In addition to his bed-making factory, Sterbak opened Investment Antiques on Merchant Street in Havre de Grace. In 1990, foreign imports killed his bed business and Sterbak focused on his antiques business.

In 1998, Sterbak's stepson, Thomas, began building wooden cabinets and cupboards his father had designed. Thomas Sterbak quickly developed an affinity for woodwork. Later, they added kitchen tables to the repertoire.

Fritz Sterbak had built a reputation for constructing sturdy, high-quality pieces using rare woods such as wormy chestnut, found only in old hay barns.

"It's the most sought-after wood in the country and very hard to find," Sterbak said.

Sterbak's work caught the eye of Charry, who was taken by the quality of the materials and the craftsmanship.

"Most people in this business would go to the cheapest way of constructing these bars," Charry said. "But Fritz always looks for the quality approach. He puts a lot of labor into the pieces that decreases the profit margin and increases the quality of his work."

Eventually, Charry suggested that Sterbak consider re-creating old bars, and Sterbak liked the idea.

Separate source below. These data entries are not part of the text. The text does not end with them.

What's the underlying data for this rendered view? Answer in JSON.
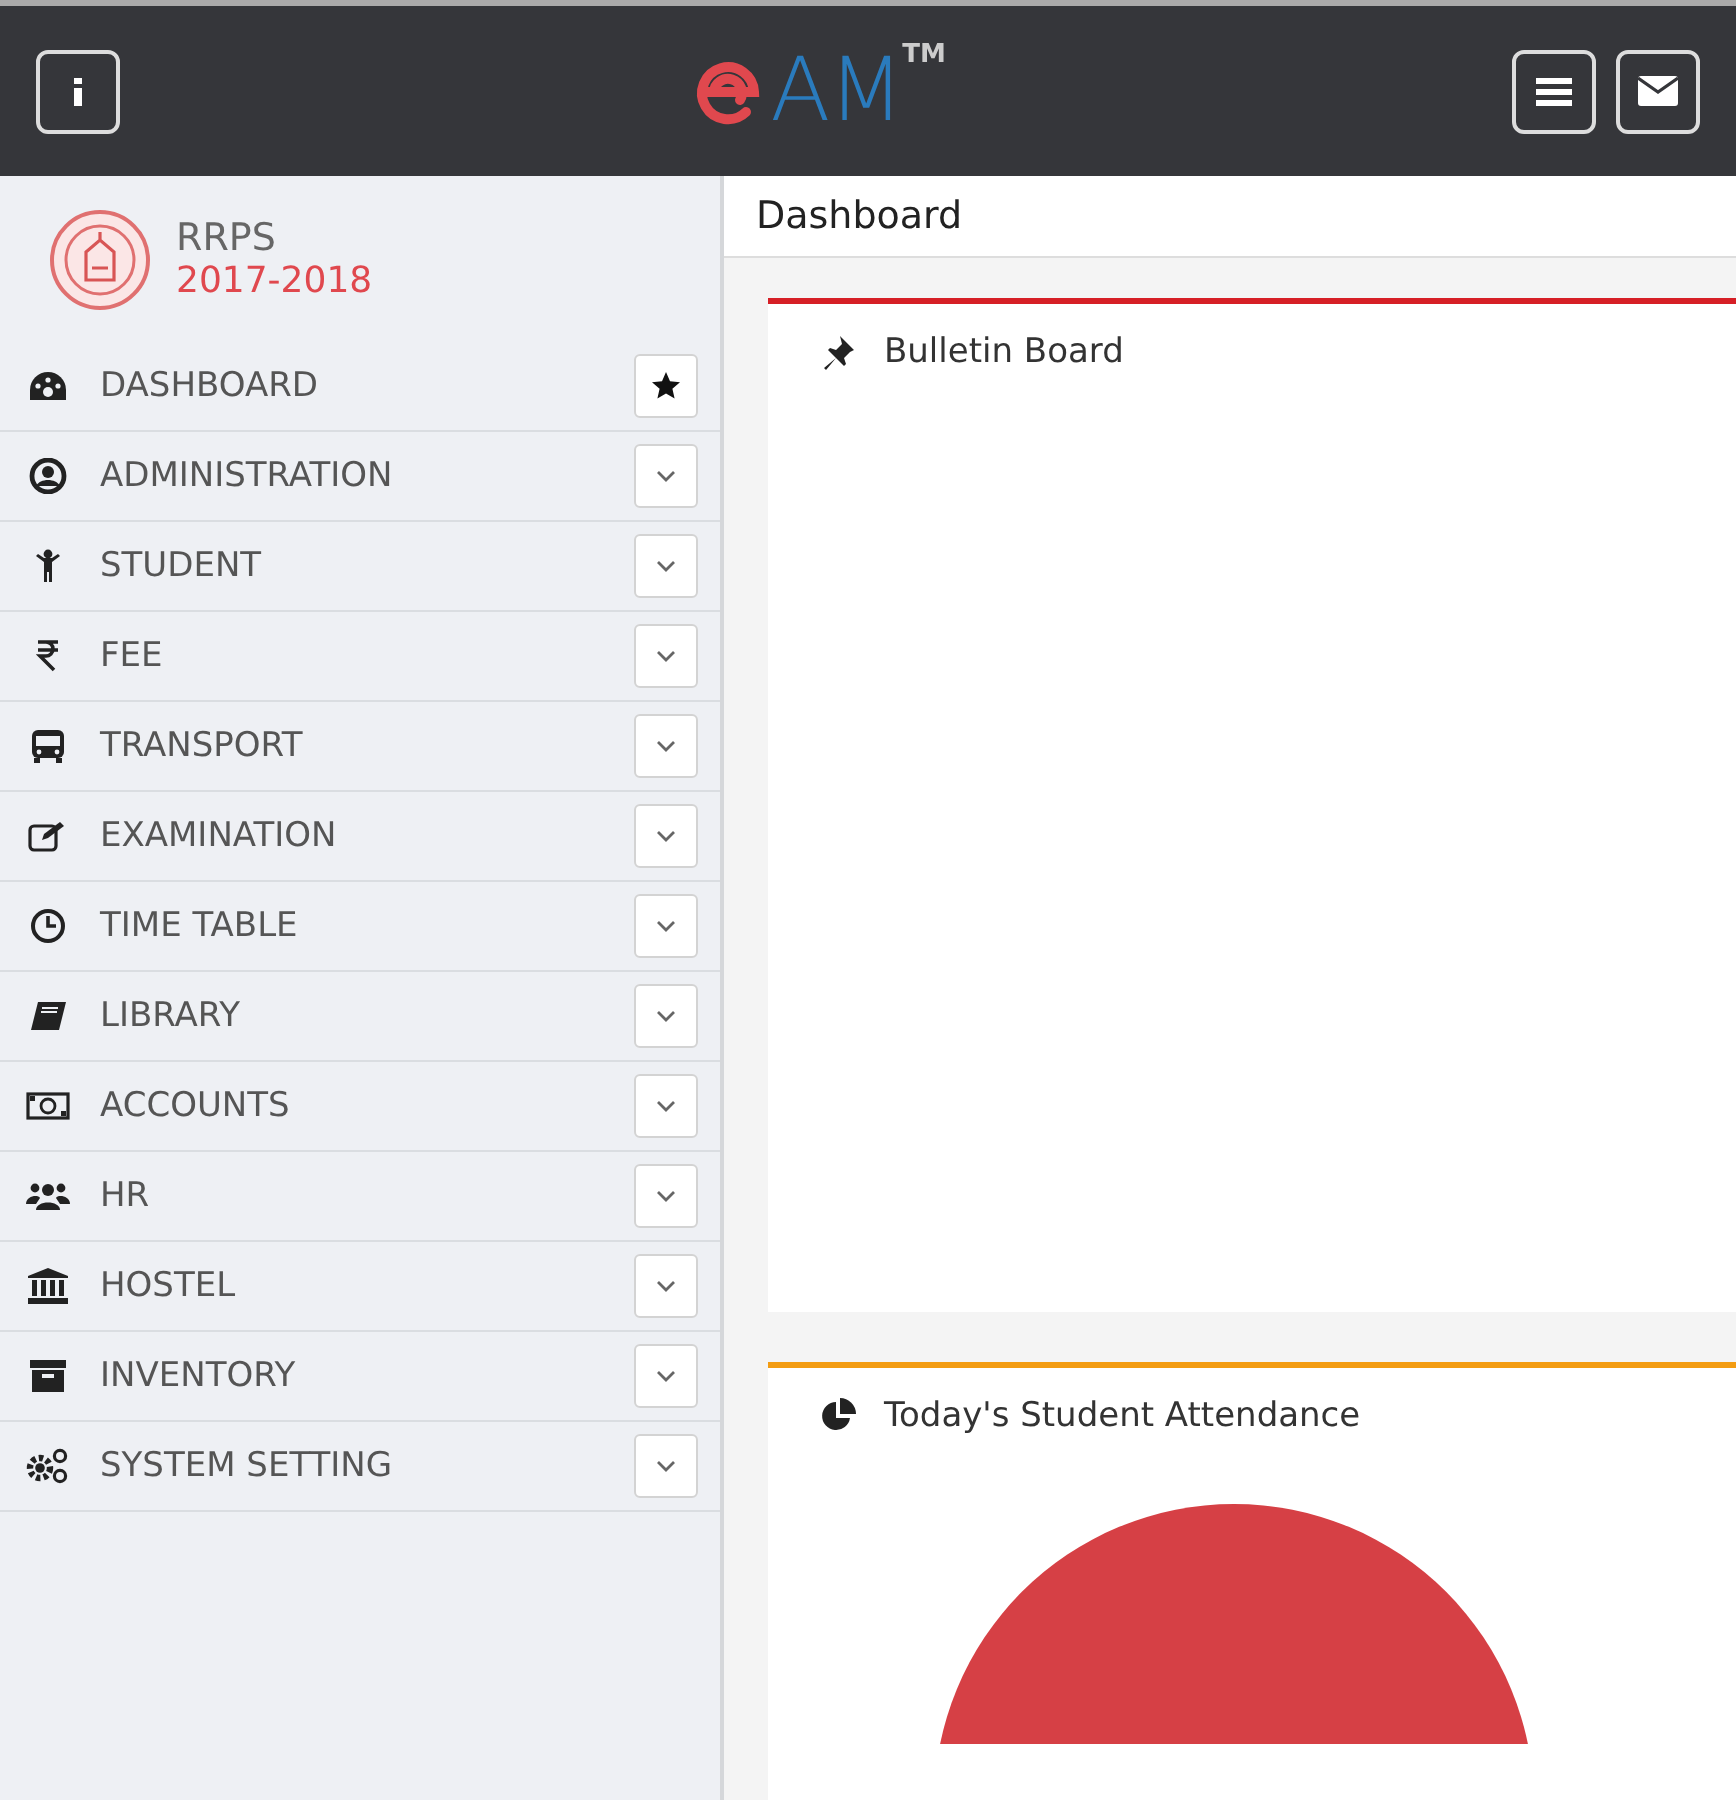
{
  "header": {
    "logo": {
      "letters": "AM",
      "trademark": "TM"
    }
  },
  "sidebar": {
    "school": {
      "name": "RRPS",
      "session": "2017-2018"
    },
    "items": [
      {
        "label": "DASHBOARD",
        "kind": "star"
      },
      {
        "label": "ADMINISTRATION",
        "kind": "expand"
      },
      {
        "label": "STUDENT",
        "kind": "expand"
      },
      {
        "label": "FEE",
        "kind": "expand"
      },
      {
        "label": "TRANSPORT",
        "kind": "expand"
      },
      {
        "label": "EXAMINATION",
        "kind": "expand"
      },
      {
        "label": "TIME TABLE",
        "kind": "expand"
      },
      {
        "label": "LIBRARY",
        "kind": "expand"
      },
      {
        "label": "ACCOUNTS",
        "kind": "expand"
      },
      {
        "label": "HR",
        "kind": "expand"
      },
      {
        "label": "HOSTEL",
        "kind": "expand"
      },
      {
        "label": "INVENTORY",
        "kind": "expand"
      },
      {
        "label": "SYSTEM SETTING",
        "kind": "expand"
      }
    ]
  },
  "page_title": "Dashboard",
  "panels": [
    {
      "title": "Bulletin Board",
      "color": "#d61f26",
      "kind": "bulletin"
    },
    {
      "title": "Today's Student Attendance",
      "color": "#f39c12",
      "kind": "pie"
    }
  ]
}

After 35 years of visiting antique shops, Sterbak's head overflowed with images of old bars. He sketched out designs that his stepson, Thomas Behrens Jr., would build, and a new business was born. In his first 20 months, Sterbak has sold 15 bars, ranging in price from $9,000 to $25,000.

On a recent day, Sterbak, donning a T-shirt and faded jeans, weaved a path through stacks of wood piled high in the basement of his store to a black walnut bar under construction.

"I had one man come in and see this one and he bought it for $25,000 and it's not finished yet," Sterbak said.

Sterbak said he is proud of his stepson's work, though Behrens said he needs some reining in.

"I've become skilled at making the bars, but sometimes I come up with crazy things," Behrens said. "My dad helps keep me in line and he helps me keep things symmetric and to specs."

Sterbak's bars are adorned with intricate carvings and pillars that he finds during his nationwide hunts for materials.

"I shop extensively for columns, crowns and winged griffins," Sterbak said, pulling out a prized set of the mythical creatures that he acquired recently. "That's one place my years of dealing antiques comes in handy. I know who deals in what, and they call me when they get pieces in they think I might want to buy for my projects."

Some customers say long searches for the right piece came to an end at Sterbak's shop. One of them, Kathy Styer, was seeking a bar for the basement of her Lancaster, Pa., home.

"Fritz's bars were like nothing I'd ever seen before," she said.

Styer commissioned Sterbak to custom design a $10,000 L-shaped bar, and she said the finished product was more than a showpiece.

"When people walk into my basement and see the bar, their mouths drop open," Styer said. "If he lived closer to me, people would be lining up to buy his bars."

Baltimore Sun Articles
|
|
|
Please note the green-lined linked article text has been applied commercially without any involvement from our newsroom editors, reporters or any other editorial staff.